In comments at the Automotive Press Association on Wednesday, Jeff Carlson, chairman of the National Automobile Dealers Association, stated that consumers would much prefer to do business at traditional auto dealerships than to do business with Tesla’s retail model. Carlson’s statements were based upon the idea that dealerships often “discount” their prices and allow haggling, and that this somehow results in vehicles being cheaper when bought through middleman dealerships than when bought through a vertically integrated model which removes the middleman entirely. He cited a study which concluded that intra-brand competition from nearby auto dealers can result in decreased prices for new car shoppers.
Of course, there have also been studies showing that Carlson’s belief about consumers’ preferences is quite off-base. Polling data collected by Gallup for over 40 years ranks professions by the public perception of their honesty. The most recent data available, from December 2015, puts car salesmen near the bottom of the list, ahead of only “lobbyists” and tied with “members of Congress” and “telemarketers” with only 8% of the country considering car salesmen as above average in honesty and ethics.
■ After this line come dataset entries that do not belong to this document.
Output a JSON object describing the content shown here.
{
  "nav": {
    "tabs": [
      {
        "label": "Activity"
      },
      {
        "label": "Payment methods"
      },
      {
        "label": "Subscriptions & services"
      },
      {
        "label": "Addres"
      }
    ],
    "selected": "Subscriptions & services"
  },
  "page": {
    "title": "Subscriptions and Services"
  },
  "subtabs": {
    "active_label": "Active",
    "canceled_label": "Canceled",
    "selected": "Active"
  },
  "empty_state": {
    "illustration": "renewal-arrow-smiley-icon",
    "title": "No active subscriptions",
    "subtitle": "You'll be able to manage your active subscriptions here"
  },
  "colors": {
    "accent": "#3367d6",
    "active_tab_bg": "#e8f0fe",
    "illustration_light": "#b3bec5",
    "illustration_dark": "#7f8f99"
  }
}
Tesla first applied for a car dealership and repair license in Michigan over 6 months ago. The automaker reapplied again 3 months ago and the license still hasn’t been approved and the application is at a standstill at the Secretary of State’s Office.
The company appears to be at an impasse, Detroit News reports:
“In the most recent development, the Secretary of State’s Office put the automaker’s applications for dealership and service facilities at a standstill by requesting two weeks ago that the applicant submit proof it is a franchised dealer. If it doesn’t, the state will not rule on Tesla’s applications.”
The word “franchise” is the problem here. The application was made by the company and the state is aware of it. While a new bill that would allow Tesla to own a car dealership in the state has been proposed, the company didn’t have a good experience with the legislative process in Michigan before and it is now considering to bring the matter to the courts.
Tesla is asking owners and enthusiasts to help block a “GM-backed” bill to ban direct sales in Indiana
Tensions between US automakers GM and Tesla are now at an all time high. GM took a few swipes at Tesla at the unveiling of the 200 mile range Chevy Bolt earlier this year. The automaker published a promotional picture of the new all-electric car in front of Tesla’s headquarters in Palo Alto and CEO Mary Barra made the following comment during the CES launch:
“Unlike some EV customers, Bolt EV customers never have to worry about driving to another state to buy, service or support their vehicles.”
She is clearly making reference to the fact that Tesla is somehow still blocked from selling vehicles in certain states due to laws banning direct sales from manufacturers which force them to go through third-party dealerships. These laws are often from the 1950s when the US automakers would exert monopolistic control over the dealer relationships. Tesla General Counsel Todd Maron went before the FTC to argue against these direct sales bans and directly called out Barra for her comment (see picture above), which becomes more relevant than ever now that we learn that GM has authored a new bill to ban direct sales in Indiana.
In October 2014, Michigan Governor Rick Snyder signed a bill, which was initiated by the Michigan Automobile Dealers Association, to “clarify” an existing law banning automakers from owning or operating car dealerships in the state, ultimately forcing them to go through a third-party franchise model.
The new bill effectively banned Tesla from selling cars in the state due to the company’s direct sales model. Today we learn that despite the ban, Tesla applied for a dealership license in Michigan.
Last month Tesla’s plan for a showroom and service center in San Antonio was denied approval by the city zoning commission over concerns that Tesla’s battery packs could potentially contaminate the local water supply. The commission denied the proposal despite the recommendation of San Antonio Water System (SAWS) which approved Tesla’s project.